--- Provided information ---
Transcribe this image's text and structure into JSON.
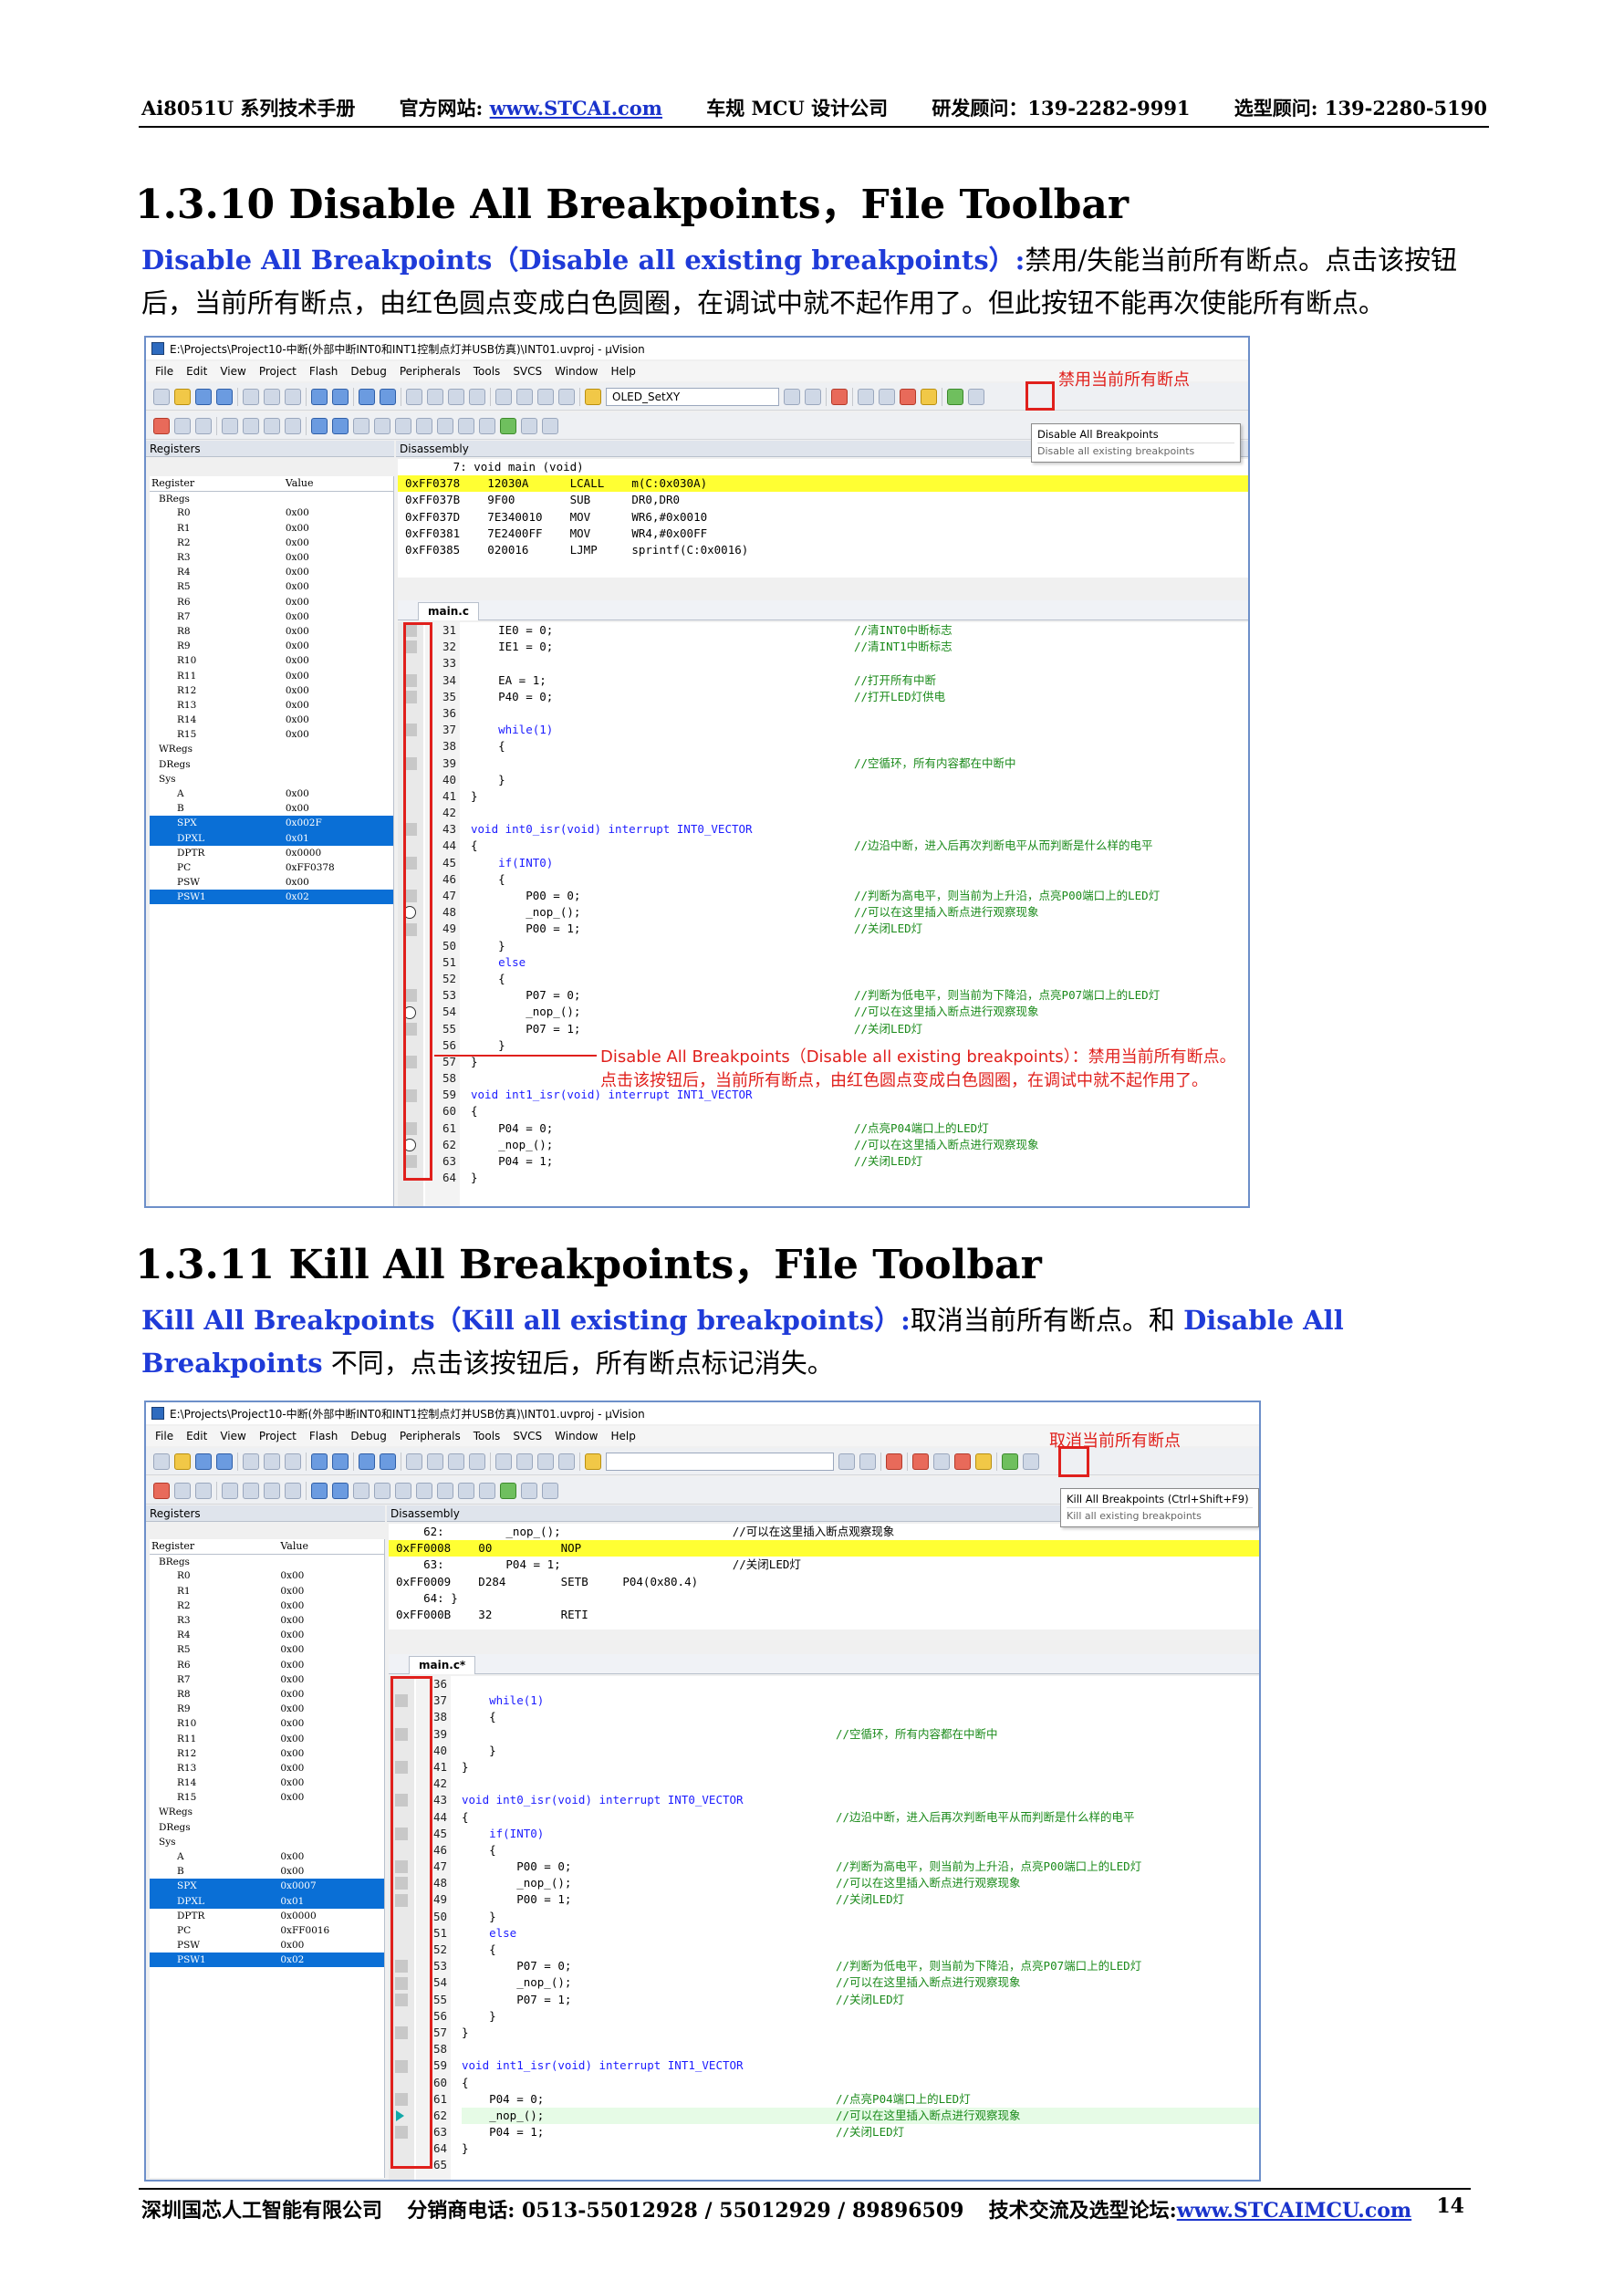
{
  "header": {
    "product": "Ai8051U 系列技术手册",
    "website_label": "官方网站:",
    "website_url": "www.STCAI.com",
    "company_tag": "车规 MCU 设计公司",
    "rd_contact": "研发顾问：139-2282-9991",
    "sales_contact": "选型顾问: 139-2280-5190"
  },
  "section1": {
    "title": "1.3.10   Disable All Breakpoints，File Toolbar",
    "lead": "Disable All Breakpoints（Disable all existing breakpoints）:",
    "text": "禁用/失能当前所有断点。点击该按钮后，当前所有断点，由红色圆点变成白色圆圈，在调试中就不起作用了。但此按钮不能再次使能所有断点。"
  },
  "section2": {
    "title": "1.3.11   Kill All Breakpoints，File Toolbar",
    "lead": "Kill All Breakpoints（Kill all existing breakpoints）:",
    "text_a": "取消当前所有断点。和",
    "lead2": "Disable All Breakpoints",
    "text_b": "不同，点击该按钮后，所有断点标记消失。"
  },
  "ide": {
    "window_title": "E:\\Projects\\Project10-中断(外部中断INT0和INT1控制点灯并USB仿真)\\INT01.uvproj - µVision",
    "menu": [
      "File",
      "Edit",
      "View",
      "Project",
      "Flash",
      "Debug",
      "Peripherals",
      "Tools",
      "SVCS",
      "Window",
      "Help"
    ],
    "target_combo": "OLED_SetXY",
    "registers_panel": "Registers",
    "disassembly_panel": "Disassembly",
    "reg_col": "Register",
    "val_col": "Value",
    "file_tab_1": "main.c",
    "file_tab_2": "main.c*"
  },
  "shot1": {
    "annotation_top": "禁用当前所有断点",
    "tooltip_title": "Disable All Breakpoints",
    "tooltip_sub": "Disable all existing breakpoints",
    "annotation_mid_1": "Disable All Breakpoints（Disable all existing breakpoints）：禁用当前所有断点。",
    "annotation_mid_2": "点击该按钮后，当前所有断点，由红色圆点变成白色圆圈，在调试中就不起作用了。",
    "disasm": [
      {
        "t": "       7: void main (void)",
        "hl": false
      },
      {
        "t": "0xFF0378    12030A      LCALL    m(C:0x030A)",
        "hl": true
      },
      {
        "t": "0xFF037B    9F00        SUB      DR0,DR0",
        "hl": false
      },
      {
        "t": "0xFF037D    7E340010    MOV      WR6,#0x0010",
        "hl": false
      },
      {
        "t": "0xFF0381    7E2400FF    MOV      WR4,#0x00FF",
        "hl": false
      },
      {
        "t": "0xFF0385    020016      LJMP     sprintf(C:0x0016)",
        "hl": false
      }
    ],
    "regs": [
      [
        "BRegs",
        "",
        0,
        false
      ],
      [
        "R0",
        "0x00",
        1,
        false
      ],
      [
        "R1",
        "0x00",
        1,
        false
      ],
      [
        "R2",
        "0x00",
        1,
        false
      ],
      [
        "R3",
        "0x00",
        1,
        false
      ],
      [
        "R4",
        "0x00",
        1,
        false
      ],
      [
        "R5",
        "0x00",
        1,
        false
      ],
      [
        "R6",
        "0x00",
        1,
        false
      ],
      [
        "R7",
        "0x00",
        1,
        false
      ],
      [
        "R8",
        "0x00",
        1,
        false
      ],
      [
        "R9",
        "0x00",
        1,
        false
      ],
      [
        "R10",
        "0x00",
        1,
        false
      ],
      [
        "R11",
        "0x00",
        1,
        false
      ],
      [
        "R12",
        "0x00",
        1,
        false
      ],
      [
        "R13",
        "0x00",
        1,
        false
      ],
      [
        "R14",
        "0x00",
        1,
        false
      ],
      [
        "R15",
        "0x00",
        1,
        false
      ],
      [
        "WRegs",
        "",
        0,
        false
      ],
      [
        "DRegs",
        "",
        0,
        false
      ],
      [
        "Sys",
        "",
        0,
        false
      ],
      [
        "A",
        "0x00",
        1,
        false
      ],
      [
        "B",
        "0x00",
        1,
        false
      ],
      [
        "SPX",
        "0x002F",
        1,
        true
      ],
      [
        "DPXL",
        "0x01",
        1,
        true
      ],
      [
        "DPTR",
        "0x0000",
        1,
        false
      ],
      [
        "PC",
        "0xFF0378",
        1,
        false
      ],
      [
        "PSW",
        "0x00",
        1,
        false
      ],
      [
        "PSW1",
        "0x02",
        1,
        true
      ]
    ],
    "lines": [
      [
        "31",
        "    IE0 = 0;",
        "//清INT0中断标志"
      ],
      [
        "32",
        "    IE1 = 0;",
        "//清INT1中断标志"
      ],
      [
        "33",
        "",
        ""
      ],
      [
        "34",
        "    EA = 1;",
        "//打开所有中断"
      ],
      [
        "35",
        "    P40 = 0;",
        "//打开LED灯供电"
      ],
      [
        "36",
        "",
        ""
      ],
      [
        "37",
        "    while(1)",
        ""
      ],
      [
        "38",
        "    {",
        ""
      ],
      [
        "39",
        "",
        "//空循环，所有内容都在中断中"
      ],
      [
        "40",
        "    }",
        ""
      ],
      [
        "41",
        "}",
        ""
      ],
      [
        "42",
        "",
        ""
      ],
      [
        "43",
        "void int0_isr(void) interrupt INT0_VECTOR",
        ""
      ],
      [
        "44",
        "{",
        "//边沿中断，进入后再次判断电平从而判断是什么样的电平"
      ],
      [
        "45",
        "    if(INT0)",
        ""
      ],
      [
        "46",
        "    {",
        ""
      ],
      [
        "47",
        "        P00 = 0;",
        "//判断为高电平，则当前为上升沿，点亮P00端口上的LED灯"
      ],
      [
        "48",
        "        _nop_();",
        "//可以在这里插入断点进行观察现象"
      ],
      [
        "49",
        "        P00 = 1;",
        "//关闭LED灯"
      ],
      [
        "50",
        "    }",
        ""
      ],
      [
        "51",
        "    else",
        ""
      ],
      [
        "52",
        "    {",
        ""
      ],
      [
        "53",
        "        P07 = 0;",
        "//判断为低电平，则当前为下降沿，点亮P07端口上的LED灯"
      ],
      [
        "54",
        "        _nop_();",
        "//可以在这里插入断点进行观察现象"
      ],
      [
        "55",
        "        P07 = 1;",
        "//关闭LED灯"
      ],
      [
        "56",
        "    }",
        ""
      ],
      [
        "57",
        "}",
        ""
      ],
      [
        "58",
        "",
        ""
      ],
      [
        "59",
        "void int1_isr(void) interrupt INT1_VECTOR",
        ""
      ],
      [
        "60",
        "{",
        ""
      ],
      [
        "61",
        "    P04 = 0;",
        "//点亮P04端口上的LED灯"
      ],
      [
        "62",
        "    _nop_();",
        "//可以在这里插入断点进行观察现象"
      ],
      [
        "63",
        "    P04 = 1;",
        "//关闭LED灯"
      ],
      [
        "64",
        "}",
        ""
      ]
    ]
  },
  "shot2": {
    "annotation_top": "取消当前所有断点",
    "tooltip_title": "Kill All Breakpoints (Ctrl+Shift+F9)",
    "tooltip_sub": "Kill all existing breakpoints",
    "disasm": [
      {
        "t": "    62:         _nop_();                         //可以在这里插入断点观察现象",
        "hl": false
      },
      {
        "t": "0xFF0008    00          NOP",
        "hl": true
      },
      {
        "t": "    63:         P04 = 1;                         //关闭LED灯",
        "hl": false
      },
      {
        "t": "0xFF0009    D284        SETB     P04(0x80.4)",
        "hl": false
      },
      {
        "t": "    64: }",
        "hl": false
      },
      {
        "t": "0xFF000B    32          RETI",
        "hl": false
      }
    ],
    "regs": [
      [
        "BRegs",
        "",
        0,
        false
      ],
      [
        "R0",
        "0x00",
        1,
        false
      ],
      [
        "R1",
        "0x00",
        1,
        false
      ],
      [
        "R2",
        "0x00",
        1,
        false
      ],
      [
        "R3",
        "0x00",
        1,
        false
      ],
      [
        "R4",
        "0x00",
        1,
        false
      ],
      [
        "R5",
        "0x00",
        1,
        false
      ],
      [
        "R6",
        "0x00",
        1,
        false
      ],
      [
        "R7",
        "0x00",
        1,
        false
      ],
      [
        "R8",
        "0x00",
        1,
        false
      ],
      [
        "R9",
        "0x00",
        1,
        false
      ],
      [
        "R10",
        "0x00",
        1,
        false
      ],
      [
        "R11",
        "0x00",
        1,
        false
      ],
      [
        "R12",
        "0x00",
        1,
        false
      ],
      [
        "R13",
        "0x00",
        1,
        false
      ],
      [
        "R14",
        "0x00",
        1,
        false
      ],
      [
        "R15",
        "0x00",
        1,
        false
      ],
      [
        "WRegs",
        "",
        0,
        false
      ],
      [
        "DRegs",
        "",
        0,
        false
      ],
      [
        "Sys",
        "",
        0,
        false
      ],
      [
        "A",
        "0x00",
        1,
        false
      ],
      [
        "B",
        "0x00",
        1,
        false
      ],
      [
        "SPX",
        "0x0007",
        1,
        true
      ],
      [
        "DPXL",
        "0x01",
        1,
        true
      ],
      [
        "DPTR",
        "0x0000",
        1,
        false
      ],
      [
        "PC",
        "0xFF0016",
        1,
        false
      ],
      [
        "PSW",
        "0x00",
        1,
        false
      ],
      [
        "PSW1",
        "0x02",
        1,
        true
      ]
    ],
    "lines": [
      [
        "36",
        "",
        ""
      ],
      [
        "37",
        "    while(1)",
        ""
      ],
      [
        "38",
        "    {",
        ""
      ],
      [
        "39",
        "",
        "//空循环，所有内容都在中断中"
      ],
      [
        "40",
        "    }",
        ""
      ],
      [
        "41",
        "}",
        ""
      ],
      [
        "42",
        "",
        ""
      ],
      [
        "43",
        "void int0_isr(void) interrupt INT0_VECTOR",
        ""
      ],
      [
        "44",
        "{",
        "//边沿中断，进入后再次判断电平从而判断是什么样的电平"
      ],
      [
        "45",
        "    if(INT0)",
        ""
      ],
      [
        "46",
        "    {",
        ""
      ],
      [
        "47",
        "        P00 = 0;",
        "//判断为高电平，则当前为上升沿，点亮P00端口上的LED灯"
      ],
      [
        "48",
        "        _nop_();",
        "//可以在这里插入断点进行观察现象"
      ],
      [
        "49",
        "        P00 = 1;",
        "//关闭LED灯"
      ],
      [
        "50",
        "    }",
        ""
      ],
      [
        "51",
        "    else",
        ""
      ],
      [
        "52",
        "    {",
        ""
      ],
      [
        "53",
        "        P07 = 0;",
        "//判断为低电平，则当前为下降沿，点亮P07端口上的LED灯"
      ],
      [
        "54",
        "        _nop_();",
        "//可以在这里插入断点进行观察现象"
      ],
      [
        "55",
        "        P07 = 1;",
        "//关闭LED灯"
      ],
      [
        "56",
        "    }",
        ""
      ],
      [
        "57",
        "}",
        ""
      ],
      [
        "58",
        "",
        ""
      ],
      [
        "59",
        "void int1_isr(void) interrupt INT1_VECTOR",
        ""
      ],
      [
        "60",
        "{",
        ""
      ],
      [
        "61",
        "    P04 = 0;",
        "//点亮P04端口上的LED灯"
      ],
      [
        "62",
        "    _nop_();",
        "//可以在这里插入断点进行观察现象"
      ],
      [
        "63",
        "    P04 = 1;",
        "//关闭LED灯"
      ],
      [
        "64",
        "}",
        ""
      ],
      [
        "65",
        "",
        ""
      ]
    ]
  },
  "footer": {
    "company": "深圳国芯人工智能有限公司",
    "phones": "分销商电话: 0513-55012928 / 55012929 / 89896509",
    "forum_label": "技术交流及选型论坛:",
    "forum_url": "www.STCAIMCU.com",
    "page": "14"
  }
}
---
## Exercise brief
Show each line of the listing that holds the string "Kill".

## Answer to this problem
    "title": "1.3.11   Kill All Breakpoints，File Toolbar",
    "lead": "Kill All Breakpoints（Kill all existing breakpoints）:",
    "tooltip_title": "Kill All Breakpoints (Ctrl+Shift+F9)",
    "tooltip_sub": "Kill all existing breakpoints",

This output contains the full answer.